With the unenviable responsibility for housing potentially petabytes of government information that's both public and 'private', the National Archives of Australia (NAA) in Canberra is set to launch its digital archiving service on new infrastructure.
Lola McKinnon, acting director of the National Archives' digital records projects and operations, said the rate of creation of digital information has spurred a set of "e-permanence" products and guidelines, which is the framework for developing the e-records management system and maintaining it.
"Digital records are subject to the same constraint as paper, which may be made available to the public," McKinnon told Computerworld. "But most records are kept 'private' for 30 years, which makes managing the two types of information a challenge."
With that objective, National Archives designed and built a digital records prototype system with in-house developed applications.
The infrastructure consists of two separate systems, one running Windows 2000 with 6.5TB of EMC CX500 disk and the other running Red Hat Enterprise 3.0 with 5.5TB of Apple Xserve storage.
David Pearson, NAA repository manager, said having two repositories with different technologies and vendors results in a "whole lot of redundancy" in the long term, but keeping them synchronized will be a challenge.
A new 12-rack capacity computer room was built in NAA's Mitchell building in Canberra for the project and came online in March this year. The room and hardware cost about $1.2 million. NAA will look at upgrading storage for this facility within six months.

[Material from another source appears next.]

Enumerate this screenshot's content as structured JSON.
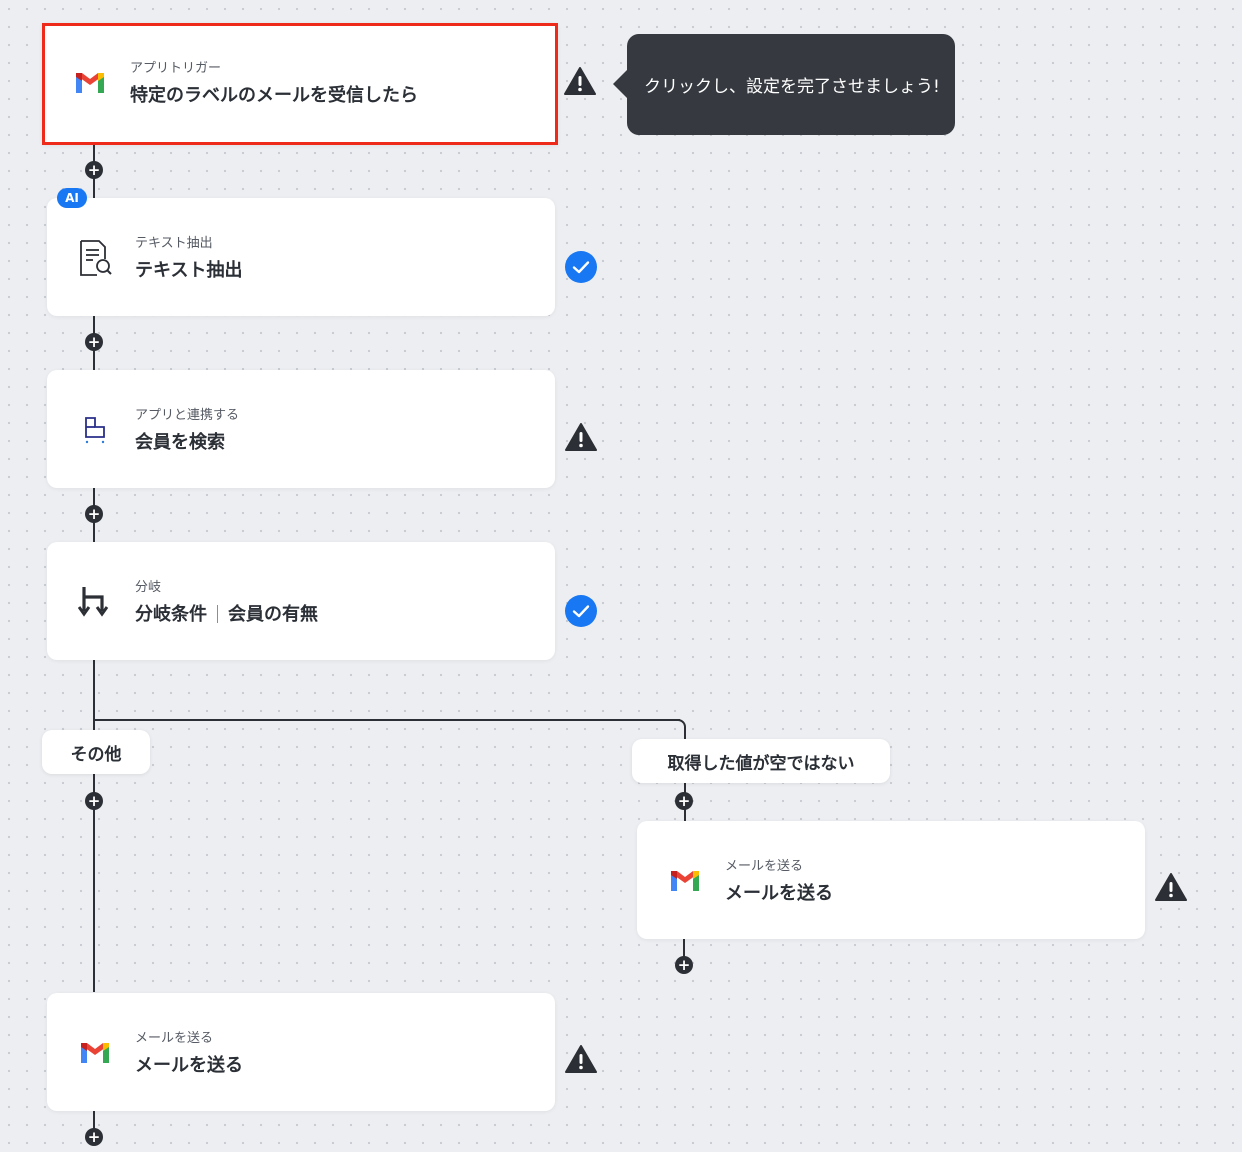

The application software, developed in-house, was open sourced by the NAA: Xena, written in Java, which converts electronic records into a standard XML format, Digital Preservation Recorder to track the actions of record, and a Quest database for keeping information about objects in a repository.
Pearson said the project has become one of digital preservation.
"Traditionally in the paper world, we take about 5 percent of paper from [government departments and] agencies, but how much we will take in digital we don't know, it may be 5 or 10 percent," Pearson said, adding that since no agency tells the NAA how much digital data they'll submit, it makes capacity planning "quite frustrating".
McKinnon said the digital archive will eventually get to petabyte scale. Agencies have to recognize this, she said, and cited as an example one unnamed agency which has 35TB of e-mail alone.
"A number of agencies are keen; for a lot it's a change in mindset from paper to digital," she said. "That's something to address."
The NAA estimates the cost of digitizing its existing paper content would be "in the billions", but it will continue offering "digitization on demand".
"What we keep inside the digital archive is born digital that's been given to us for preservation," Pearson said, adding if the content is paper, it won't be stored in the new digital storage system unless there is a good reason.
"When we have multiple terabytes and get beyond prototype we would like to have off-site backups and may completely forget about any tape backups," he said, adding conservation is imperative.
"The record is king and everything else is secondary."
When NAA has a large quantity of digital records that are in the "open period" (available to the public), it will store this in a Web-based access repository managed by internal IT, not archives.
"All the paper in a building could be 5TB so we could store it on a couple of RAID boxes," Pearson said. "It's quite amazing when you look at the benefits and in the long run it will be cheaper to manage. From a risk perspective, it's a good thing."
From what's traditionally been a paper paradigm, McKinnon described going digital as "a brave new world for archiving".